Monday, January 26, 2015

Climate Change:What It Means for Newton and How We Can Help

Posted by Caitlin McDonough MacKenzie
“When I began studying climate change in 2002, the effects here in eastern Massachusetts were much less obvious than they are now.” — Richard Primack

The winter issue of the Newton Conservators Newsletter opens with a cover story about the effects of climate change and sea level rise on the Boston area. Dr. Primack wrote this popular article for his Newton neighbors — outlining the basics of climate change, its local effects, and its potential future impacts. Primack serves as an advisor for the Newton Conservators, an advisory group that has been working on environmental and land protection issues since 1961. Primack's article notes Boston’s luck during Hurricane Sandy in October 2012 — we narrowly missed Sandy’s 13-foot storm surge — and considers a future of rising sea levels in a city built on former mudflats and tidal marshes. The sea walls and dams currently protecting Boston from storm surges were designed to withstand 20th century hurricanes, and are not equipped to hold against sea levels expected to rise 1-3 feet by 2100. Primack encourages readers to take action, write to political leaders, and participate in the citizen science projects that help researchers to understand the ecological effects of climate change here in Massachusetts.

This map shows the impact of 7.5 feet of flooding above mean high tide on the Boston Harbor coastline. The areas shown in color are vulnerable to flooding under these circumstances. -The Boston Harbor Association

Monday, January 5, 2015

Monitoring Fruit Phenology at the Arnold Arboretum and Beyond

Posted by Amanda Gallinat

"This crop grows wild all over the country—wholesome, bountiful, and free, a real ambrosia."
-Henry David Thoreau, Wild Fruits

In addition to observing flowering and leafing out times of wild plants in Concord, Thoreau also took an active interest in fruit phenology. Fleshy fruits that ripen in late-summer and autumn provide food for animals like migratory songbirds, which in turn disperse the seeds of the fruits they eat. Despite the importance of fruits, surprisingly little is known about how much variation exists in the fruiting phenology of different species, how native and invasive species differ in their fruiting phenology, or how fruit ripening times are responding to climate change.

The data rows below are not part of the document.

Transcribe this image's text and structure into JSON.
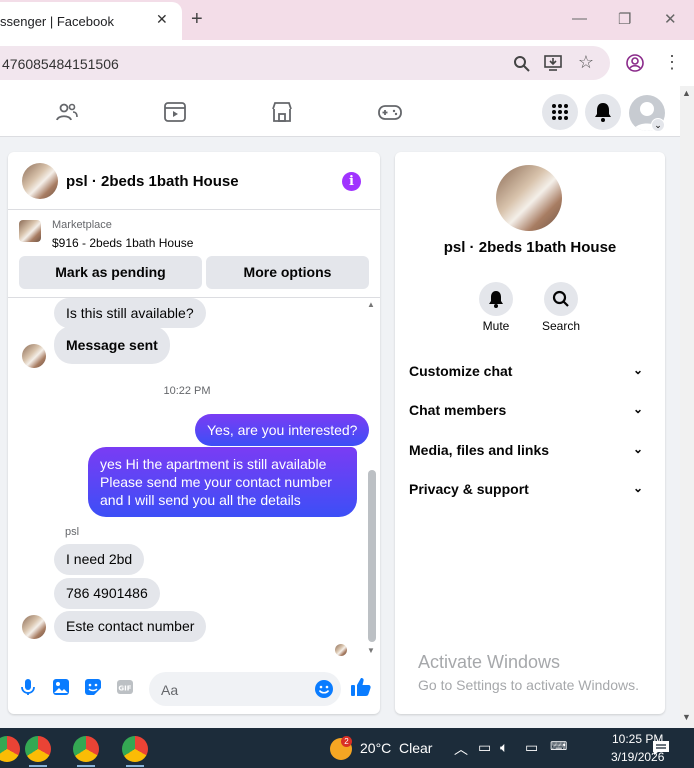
{
  "browser": {
    "tab_title": "ssenger | Facebook",
    "url": "476085484151506"
  },
  "chat": {
    "title": "psl · 2beds 1bath House",
    "marketplace_label": "Marketplace",
    "listing": "$916 - 2beds 1bath House",
    "mark_pending_label": "Mark as pending",
    "more_options_label": "More options",
    "messages": {
      "m1": "Is this still available?",
      "m2": "Message sent",
      "timestamp": "10:22 PM",
      "m3": "Yes, are you interested?",
      "m4_line1": "yes Hi the apartment is still available",
      "m4_line2": "Please send me your contact number",
      "m4_line3": "and I will send you all the details",
      "sender": "psl",
      "m5": "I need 2bd",
      "m6": "786 4901486",
      "m7": "Este contact number"
    },
    "composer_placeholder": "Aa"
  },
  "info": {
    "title": "psl · 2beds 1bath House",
    "mute_label": "Mute",
    "search_label": "Search",
    "rows": [
      "Customize chat",
      "Chat members",
      "Media, files and links",
      "Privacy & support"
    ]
  },
  "watermark": {
    "line1": "Activate Windows",
    "line2": "Go to Settings to activate Windows."
  },
  "taskbar": {
    "weather_badge": "2",
    "temperature": "20°C",
    "condition": "Clear",
    "time": "10:25 PM",
    "date": "3/19/2026"
  },
  "colors": {
    "accent": "#a033ff",
    "outgoing_top": "#7a3cf4",
    "outgoing_bottom": "#3c4ff6",
    "messenger_blue": "#0a7cff"
  }
}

An American Robin (Turdus migratorius) consumes the fruits of a non-native crab apple tree at the Arnold Arboretum in Boston, MA

This autumn, the Primack Lab began a new endeavor: to track the fruiting times of over 250 species at the Arnold Arboretum in Boston, MA. Every ten days, members of our lab ventured into the arboretum with the goal of documenting the first and last fruiting dates of species across the vast collections of fleshy-fruited plants. We will use the data gathered this season and in future seasons to assess the variation in fruiting phenology among an exceptionally broad group of species, and we hope to compare our observations to those recorded at other arboreta across the world. 

Amanda Gallinat collects information on fruiting times in the Viburnum collection of the Arnold Arboretum 

Our monitoring at the Arnold Arboretum is complemented by our observations of native and invasive fruiting species at Manomet Center for Conservation Sciences in Plymouth, MA. There we are investigating seasonal changes in fruit availability for migratory songbirds, differences in the seasonal profiles of native and invasive fruits, and how songbird diets (which are primarily composed of fruits in autumn) have changed over the past 25 years. 

Fleshy fruits of American Pokeweed (Phytolacca americana) at different stages of ripeness at Manomet in Plymouth, MA